[Data records for software interfaces]
= Beginning of Section =

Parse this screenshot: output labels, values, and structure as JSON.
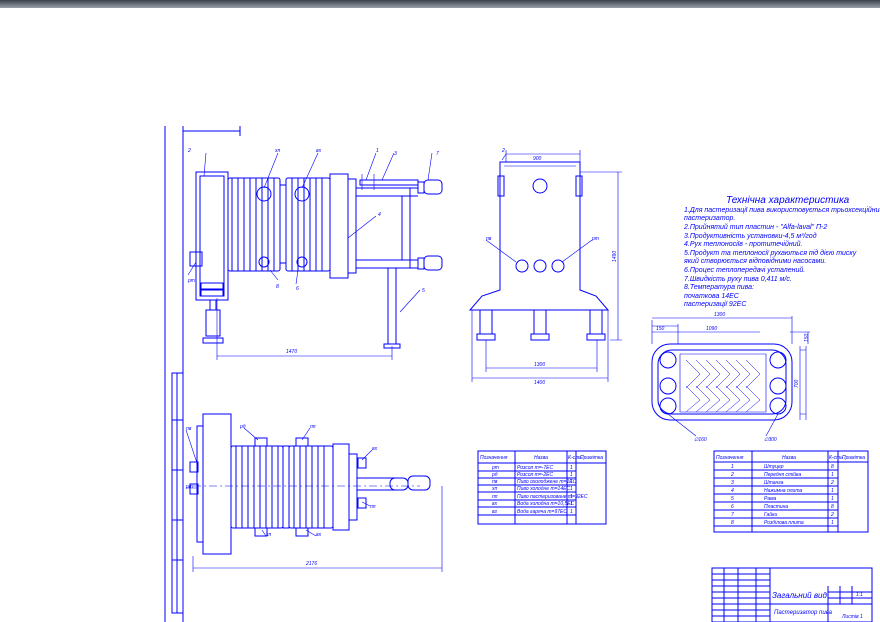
{
  "tech": {
    "title": "Технічна характеристика",
    "lines": [
      "1.Для пастеризації пива використовується трьохсекційний",
      " пастеризатор.",
      "2.Прийнятий тип пластин - \"Alfa-laval\" П-2",
      "3.Продуктивність установки-4,5 м³/год",
      "4.Рух теплоносіїв - протитечійний.",
      "5.Продукт та теплоносії рухаються під дією тиску",
      " який створюється відповідними насосами.",
      "6.Процес теплопередачі усталений.",
      "7.Швидкість руху пива 0,411 м/с.",
      "8.Температура пива:",
      " початкова 14ЕС",
      " пастеризації 92ЕС"
    ]
  },
  "dims": {
    "top_length": "1470",
    "bottom_length": "2176",
    "side_width_top": "900",
    "side_height": "1490",
    "side_base": "1300",
    "side_total": "1400",
    "plate_width": "1090",
    "plate_width2": "1300",
    "plate_offset": "150",
    "plate_top": "150",
    "plate_height": "700",
    "port_left": "∅160",
    "port_right": "∅300"
  },
  "leaders_top": [
    "2",
    "хп",
    "вх",
    "1",
    "3",
    "7",
    "4",
    "8",
    "6",
    "5",
    "рт"
  ],
  "leaders_side": [
    "2",
    "пв",
    "рт"
  ],
  "leaders_bottom": [
    "пв",
    "рт",
    "рд",
    "пп",
    "вх",
    "хп",
    "вх",
    "пп"
  ],
  "table1": {
    "headers": [
      "Позначення",
      "Назва",
      "К-сть",
      "Примітка"
    ],
    "rows": [
      [
        "рт",
        "Розсол т=-7ЕС",
        "1",
        ""
      ],
      [
        "рд",
        "Розсол т=-2ЕС",
        "1",
        ""
      ],
      [
        "пв",
        "Пиво охолоджене т=1ЕС",
        "1",
        ""
      ],
      [
        "хп",
        "Пиво холодне т=14ЕС",
        "1",
        ""
      ],
      [
        "пп",
        "Пиво пастеризоване т=92ЕС",
        "1",
        ""
      ],
      [
        "вх",
        "Вода холодна т=10,5ЕС",
        "1",
        ""
      ],
      [
        "вз",
        "Вода гаряча т=97ЕС",
        "1",
        ""
      ]
    ]
  },
  "table2": {
    "headers": [
      "Позначення",
      "Назва",
      "К-сть",
      "Примітка"
    ],
    "rows": [
      [
        "1",
        "Штуцер",
        "8",
        ""
      ],
      [
        "2",
        "Передня стійка",
        "1",
        ""
      ],
      [
        "3",
        "Штанга",
        "2",
        ""
      ],
      [
        "4",
        "Нажимна плита",
        "1",
        ""
      ],
      [
        "5",
        "Рама",
        "1",
        ""
      ],
      [
        "6",
        "Пластина",
        "8",
        ""
      ],
      [
        "7",
        "Гайки",
        "2",
        ""
      ],
      [
        "8",
        "Розділова плита",
        "1",
        ""
      ]
    ]
  },
  "stamp": {
    "main_title": "Загальний вид",
    "sub_title": "Пастеризатор пива",
    "sheet": "1:1",
    "sheets_label": "Листів 1"
  }
}
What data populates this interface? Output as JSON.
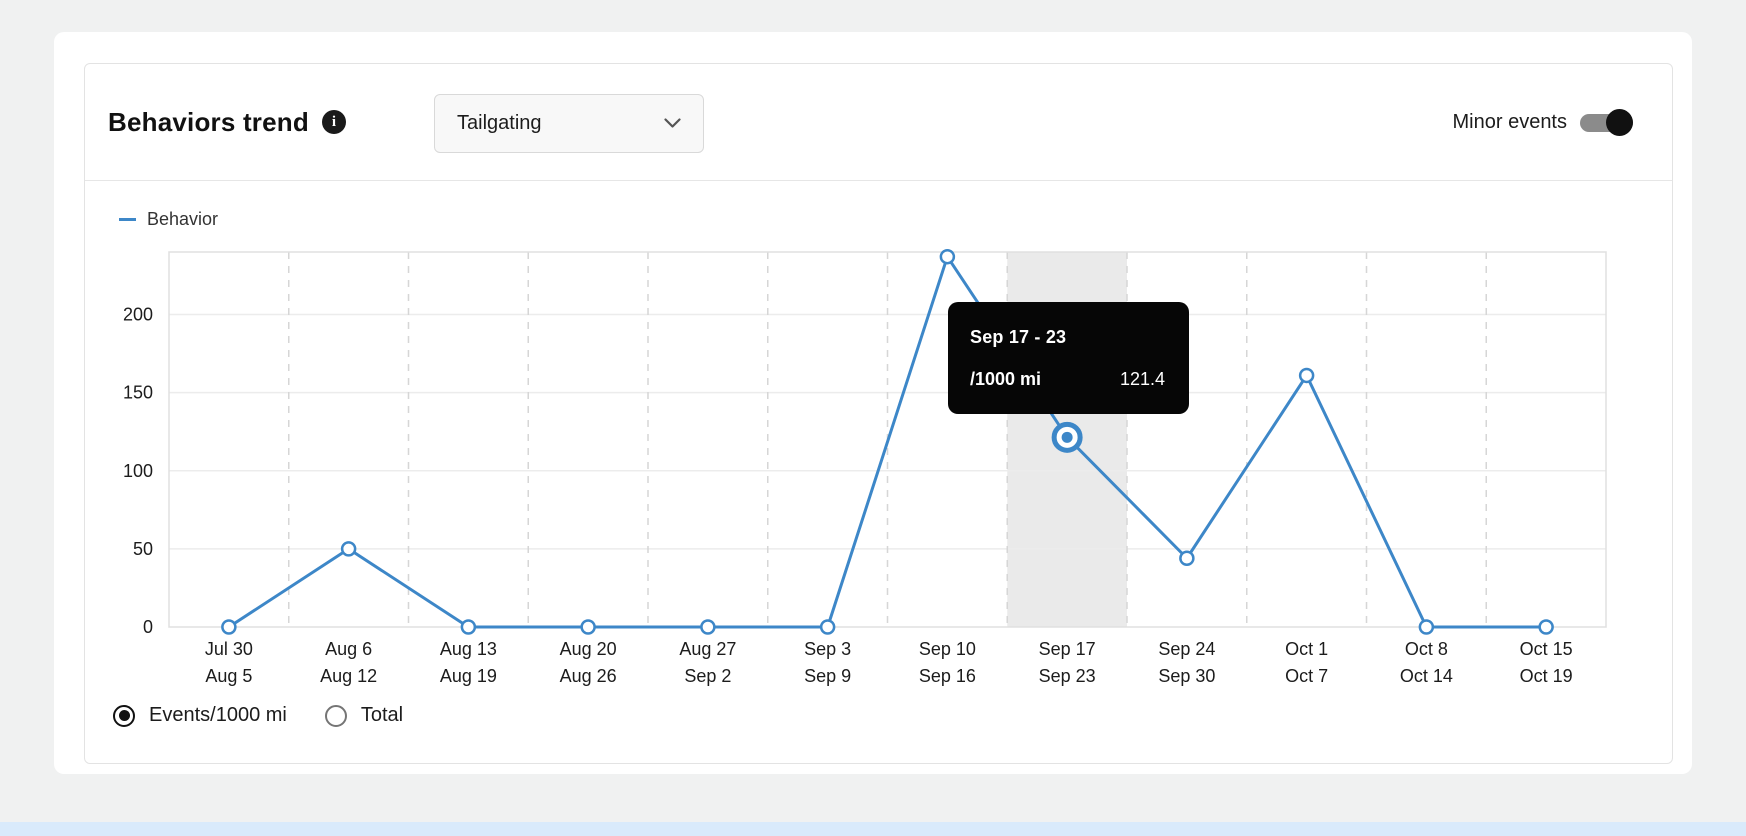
{
  "header": {
    "title": "Behaviors trend",
    "dropdown": {
      "value": "Tailgating"
    },
    "minor_events": {
      "label": "Minor events",
      "enabled": true
    }
  },
  "legend": {
    "items": [
      {
        "label": "Behavior",
        "color": "#3d87c8"
      }
    ]
  },
  "tooltip": {
    "title": "Sep 17 - 23",
    "label": "/1000 mi",
    "value": "121.4"
  },
  "controls": {
    "radios": [
      {
        "label": "Events/1000 mi",
        "selected": true
      },
      {
        "label": "Total",
        "selected": false
      }
    ]
  },
  "colors": {
    "accent_blue": "#3d87c8",
    "tooltip_bg": "#060606",
    "highlight_band": "#eaeaea",
    "grid_solid": "#ececec",
    "grid_dashed": "#d6d6d6",
    "plot_border": "#e0e0e0",
    "axis_text": "#1c1c1c",
    "bottom_strip": "#d9eafb"
  },
  "chart_data": {
    "type": "line",
    "title": "Behaviors trend",
    "xlabel": "",
    "ylabel": "",
    "categories": [
      [
        "Jul 30",
        "Aug 5"
      ],
      [
        "Aug 6",
        "Aug 12"
      ],
      [
        "Aug 13",
        "Aug 19"
      ],
      [
        "Aug 20",
        "Aug 26"
      ],
      [
        "Aug 27",
        "Sep 2"
      ],
      [
        "Sep 3",
        "Sep 9"
      ],
      [
        "Sep 10",
        "Sep 16"
      ],
      [
        "Sep 17",
        "Sep 23"
      ],
      [
        "Sep 24",
        "Sep 30"
      ],
      [
        "Oct 1",
        "Oct 7"
      ],
      [
        "Oct 8",
        "Oct 14"
      ],
      [
        "Oct 15",
        "Oct 19"
      ]
    ],
    "series": [
      {
        "name": "Behavior",
        "color": "#3d87c8",
        "values": [
          0,
          50,
          0,
          0,
          0,
          0,
          237,
          121.4,
          44,
          161,
          0,
          0
        ]
      }
    ],
    "yticks": [
      0,
      50,
      100,
      150,
      200
    ],
    "ylim": [
      0,
      240
    ],
    "highlighted_index": 7,
    "grid": {
      "horizontal": "solid",
      "vertical": "dashed-band-boundaries"
    },
    "legend_position": "top-left",
    "unit": "Events/1000 mi"
  }
}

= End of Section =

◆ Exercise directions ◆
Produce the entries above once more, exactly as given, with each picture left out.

◆ Result of the exercise ◆
Parse this screenshot: output labels, values, and structure as JSON.
{
  "tech": {
    "title": "Технічна характеристика",
    "lines": [
      "1.Для пастеризації пива використовується трьохсекційний",
      " пастеризатор.",
      "2.Прийнятий тип пластин - \"Alfa-laval\" П-2",
      "3.Продуктивність установки-4,5 м³/год",
      "4.Рух теплоносіїв - протитечійний.",
      "5.Продукт та теплоносії рухаються під дією тиску",
      " який створюється відповідними насосами.",
      "6.Процес теплопередачі усталений.",
      "7.Швидкість руху пива 0,411 м/с.",
      "8.Температура пива:",
      " початкова 14ЕС",
      " пастеризації 92ЕС"
    ]
  },
  "dims": {
    "top_length": "1470",
    "bottom_length": "2176",
    "side_width_top": "900",
    "side_height": "1490",
    "side_base": "1300",
    "side_total": "1400",
    "plate_width": "1090",
    "plate_width2": "1300",
    "plate_offset": "150",
    "plate_top": "150",
    "plate_height": "700",
    "port_left": "∅160",
    "port_right": "∅300"
  },
  "leaders_top": [
    "2",
    "хп",
    "вх",
    "1",
    "3",
    "7",
    "4",
    "8",
    "6",
    "5",
    "рт"
  ],
  "leaders_side": [
    "2",
    "пв",
    "рт"
  ],
  "leaders_bottom": [
    "пв",
    "рт",
    "рд",
    "пп",
    "вх",
    "хп",
    "вх",
    "пп"
  ],
  "table1": {
    "headers": [
      "Позначення",
      "Назва",
      "К-сть",
      "Примітка"
    ],
    "rows": [
      [
        "рт",
        "Розсол т=-7ЕС",
        "1",
        ""
      ],
      [
        "рд",
        "Розсол т=-2ЕС",
        "1",
        ""
      ],
      [
        "пв",
        "Пиво охолоджене т=1ЕС",
        "1",
        ""
      ],
      [
        "хп",
        "Пиво холодне т=14ЕС",
        "1",
        ""
      ],
      [
        "пп",
        "Пиво пастеризоване т=92ЕС",
        "1",
        ""
      ],
      [
        "вх",
        "Вода холодна т=10,5ЕС",
        "1",
        ""
      ],
      [
        "вз",
        "Вода гаряча т=97ЕС",
        "1",
        ""
      ]
    ]
  },
  "table2": {
    "headers": [
      "Позначення",
      "Назва",
      "К-сть",
      "Примітка"
    ],
    "rows": [
      [
        "1",
        "Штуцер",
        "8",
        ""
      ],
      [
        "2",
        "Передня стійка",
        "1",
        ""
      ],
      [
        "3",
        "Штанга",
        "2",
        ""
      ],
      [
        "4",
        "Нажимна плита",
        "1",
        ""
      ],
      [
        "5",
        "Рама",
        "1",
        ""
      ],
      [
        "6",
        "Пластина",
        "8",
        ""
      ],
      [
        "7",
        "Гайки",
        "2",
        ""
      ],
      [
        "8",
        "Розділова плита",
        "1",
        ""
      ]
    ]
  },
  "stamp": {
    "main_title": "Загальний вид",
    "sub_title": "Пастеризатор пива",
    "sheet": "1:1",
    "sheets_label": "Листів 1"
  }
}
What data populates this interface? Output as JSON.
{
  "header": {
    "title": "Behaviors trend",
    "dropdown": {
      "value": "Tailgating"
    },
    "minor_events": {
      "label": "Minor events",
      "enabled": true
    }
  },
  "legend": {
    "items": [
      {
        "label": "Behavior",
        "color": "#3d87c8"
      }
    ]
  },
  "tooltip": {
    "title": "Sep 17 - 23",
    "label": "/1000 mi",
    "value": "121.4"
  },
  "controls": {
    "radios": [
      {
        "label": "Events/1000 mi",
        "selected": true
      },
      {
        "label": "Total",
        "selected": false
      }
    ]
  },
  "colors": {
    "accent_blue": "#3d87c8",
    "tooltip_bg": "#060606",
    "highlight_band": "#eaeaea",
    "grid_solid": "#ececec",
    "grid_dashed": "#d6d6d6",
    "plot_border": "#e0e0e0",
    "axis_text": "#1c1c1c",
    "bottom_strip": "#d9eafb"
  },
  "chart_data": {
    "type": "line",
    "title": "Behaviors trend",
    "xlabel": "",
    "ylabel": "",
    "categories": [
      [
        "Jul 30",
        "Aug 5"
      ],
      [
        "Aug 6",
        "Aug 12"
      ],
      [
        "Aug 13",
        "Aug 19"
      ],
      [
        "Aug 20",
        "Aug 26"
      ],
      [
        "Aug 27",
        "Sep 2"
      ],
      [
        "Sep 3",
        "Sep 9"
      ],
      [
        "Sep 10",
        "Sep 16"
      ],
      [
        "Sep 17",
        "Sep 23"
      ],
      [
        "Sep 24",
        "Sep 30"
      ],
      [
        "Oct 1",
        "Oct 7"
      ],
      [
        "Oct 8",
        "Oct 14"
      ],
      [
        "Oct 15",
        "Oct 19"
      ]
    ],
    "series": [
      {
        "name": "Behavior",
        "color": "#3d87c8",
        "values": [
          0,
          50,
          0,
          0,
          0,
          0,
          237,
          121.4,
          44,
          161,
          0,
          0
        ]
      }
    ],
    "yticks": [
      0,
      50,
      100,
      150,
      200
    ],
    "ylim": [
      0,
      240
    ],
    "highlighted_index": 7,
    "grid": {
      "horizontal": "solid",
      "vertical": "dashed-band-boundaries"
    },
    "legend_position": "top-left",
    "unit": "Events/1000 mi"
  }
}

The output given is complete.